You'll definitely need a cold cup of kvass after battling through those sidewalk crowds!

And then it was on to Kharkov...


  1. Классно Погуляли! Ник уже уехал?

    1. Да, уже уехал. It's a pity you guys didn't get to meet!

    2. It's soo pity, realy...:(

  2. Yay, I'm glad to hear that you had a visitor (especially a baklava-bearing one)! Your time in Kiev looked great, especially the rolling expanses of hill. Also, I had to chuckle at the observation of how men and women responded differently to the war museum! I guess you didn't see any weddings this time in Kiev...?

    1. Just two weddings this time. Such a small number that I didn't even think to mention it :p Perhaps Many Coloured Days (comment below) is right... it's too early in the season.

  3. I bet he enjoyed those tanks :) Thanks for the mention, too. As for weddings, I think I've read somewhere that they are supposed to begin after Victory Day???

    1. MCD, I was really excited to see your post on the park at approx the same time I was writing this! You had lots of very good info there. When we visited on Thursday, btw, the babushka wasn't wrapped yet. And we kept looking around for that giant sideways cat head, but I guess it's in another park, right?

  4. Perhaps I can answer this question.
    > And we kept looking around for that giant sideways cat head, but I guess it's in another park, right?

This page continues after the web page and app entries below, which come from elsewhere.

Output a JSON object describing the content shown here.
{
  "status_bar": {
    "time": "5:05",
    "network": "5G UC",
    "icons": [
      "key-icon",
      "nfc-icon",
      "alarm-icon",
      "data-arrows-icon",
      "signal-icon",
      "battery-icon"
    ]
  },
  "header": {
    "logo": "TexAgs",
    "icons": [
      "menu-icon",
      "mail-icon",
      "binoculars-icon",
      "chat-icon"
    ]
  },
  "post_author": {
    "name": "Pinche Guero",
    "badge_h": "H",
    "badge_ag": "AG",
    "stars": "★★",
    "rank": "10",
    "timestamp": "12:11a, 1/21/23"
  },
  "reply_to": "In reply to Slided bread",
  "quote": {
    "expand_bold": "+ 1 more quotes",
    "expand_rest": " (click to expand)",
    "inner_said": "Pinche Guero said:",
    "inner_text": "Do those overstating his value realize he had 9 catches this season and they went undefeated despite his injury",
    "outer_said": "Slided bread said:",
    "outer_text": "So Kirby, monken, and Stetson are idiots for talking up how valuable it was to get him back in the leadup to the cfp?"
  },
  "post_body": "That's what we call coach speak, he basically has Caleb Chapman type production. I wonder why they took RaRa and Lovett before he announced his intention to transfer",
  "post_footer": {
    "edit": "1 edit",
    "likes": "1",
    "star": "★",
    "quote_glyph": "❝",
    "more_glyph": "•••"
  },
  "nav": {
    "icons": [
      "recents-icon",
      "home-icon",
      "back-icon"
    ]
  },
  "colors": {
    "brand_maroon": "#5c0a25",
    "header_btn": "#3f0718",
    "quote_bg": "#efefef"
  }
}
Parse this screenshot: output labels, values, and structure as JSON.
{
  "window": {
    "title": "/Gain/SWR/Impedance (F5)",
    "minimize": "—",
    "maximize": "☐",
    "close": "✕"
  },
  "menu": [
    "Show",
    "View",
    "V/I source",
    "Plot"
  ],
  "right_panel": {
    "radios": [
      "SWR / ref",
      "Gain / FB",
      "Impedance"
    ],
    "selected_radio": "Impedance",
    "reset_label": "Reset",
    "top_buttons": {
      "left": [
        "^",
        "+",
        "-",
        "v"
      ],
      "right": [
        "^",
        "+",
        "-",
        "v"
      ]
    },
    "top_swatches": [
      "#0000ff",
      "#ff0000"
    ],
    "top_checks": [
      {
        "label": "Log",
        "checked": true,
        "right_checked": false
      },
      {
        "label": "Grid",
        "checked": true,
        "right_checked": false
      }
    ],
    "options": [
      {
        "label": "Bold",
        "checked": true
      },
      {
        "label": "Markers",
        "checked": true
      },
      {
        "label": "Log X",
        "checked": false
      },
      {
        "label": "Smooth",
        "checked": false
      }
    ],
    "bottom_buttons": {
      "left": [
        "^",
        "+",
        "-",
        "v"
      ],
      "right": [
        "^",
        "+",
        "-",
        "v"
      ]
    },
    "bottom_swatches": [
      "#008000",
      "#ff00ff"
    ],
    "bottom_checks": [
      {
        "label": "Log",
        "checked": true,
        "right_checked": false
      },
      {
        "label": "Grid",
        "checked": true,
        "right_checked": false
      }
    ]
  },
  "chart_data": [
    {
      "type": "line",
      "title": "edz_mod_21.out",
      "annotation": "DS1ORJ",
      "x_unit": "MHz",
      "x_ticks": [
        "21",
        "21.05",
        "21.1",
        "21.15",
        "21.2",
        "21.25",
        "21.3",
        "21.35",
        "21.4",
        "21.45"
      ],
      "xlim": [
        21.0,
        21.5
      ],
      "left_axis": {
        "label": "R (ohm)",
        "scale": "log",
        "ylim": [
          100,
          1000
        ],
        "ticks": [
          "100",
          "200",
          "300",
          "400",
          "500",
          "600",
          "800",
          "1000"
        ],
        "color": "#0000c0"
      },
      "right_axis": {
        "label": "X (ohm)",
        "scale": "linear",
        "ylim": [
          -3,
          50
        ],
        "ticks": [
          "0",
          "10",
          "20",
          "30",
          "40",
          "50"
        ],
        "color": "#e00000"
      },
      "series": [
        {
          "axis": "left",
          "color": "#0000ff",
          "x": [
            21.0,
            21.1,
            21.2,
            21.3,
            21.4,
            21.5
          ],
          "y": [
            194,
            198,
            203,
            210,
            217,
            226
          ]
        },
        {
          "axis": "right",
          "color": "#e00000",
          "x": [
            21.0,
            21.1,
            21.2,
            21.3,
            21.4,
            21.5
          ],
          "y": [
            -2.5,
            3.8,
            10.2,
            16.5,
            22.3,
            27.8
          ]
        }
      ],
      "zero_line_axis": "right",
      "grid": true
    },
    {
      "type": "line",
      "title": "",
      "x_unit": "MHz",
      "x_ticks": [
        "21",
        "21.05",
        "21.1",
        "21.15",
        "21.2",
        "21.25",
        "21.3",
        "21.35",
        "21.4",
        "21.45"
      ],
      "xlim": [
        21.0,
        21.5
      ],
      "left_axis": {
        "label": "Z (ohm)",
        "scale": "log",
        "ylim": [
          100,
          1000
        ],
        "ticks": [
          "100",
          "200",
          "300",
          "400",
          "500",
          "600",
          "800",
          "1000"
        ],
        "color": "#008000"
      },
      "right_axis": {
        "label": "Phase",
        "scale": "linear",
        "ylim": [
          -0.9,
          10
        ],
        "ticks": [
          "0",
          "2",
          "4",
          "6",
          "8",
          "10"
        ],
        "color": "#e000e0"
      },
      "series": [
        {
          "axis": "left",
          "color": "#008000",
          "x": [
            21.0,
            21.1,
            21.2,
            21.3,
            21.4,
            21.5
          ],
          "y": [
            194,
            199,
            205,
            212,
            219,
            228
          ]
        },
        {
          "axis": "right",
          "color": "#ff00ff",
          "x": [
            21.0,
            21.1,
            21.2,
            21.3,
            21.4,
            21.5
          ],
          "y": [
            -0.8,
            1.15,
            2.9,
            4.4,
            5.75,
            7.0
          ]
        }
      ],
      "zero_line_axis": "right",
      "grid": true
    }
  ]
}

    If you were talking about these guys -
    Yes, they are in a different place - near Andriyivskyy Descent and the National Museum of History.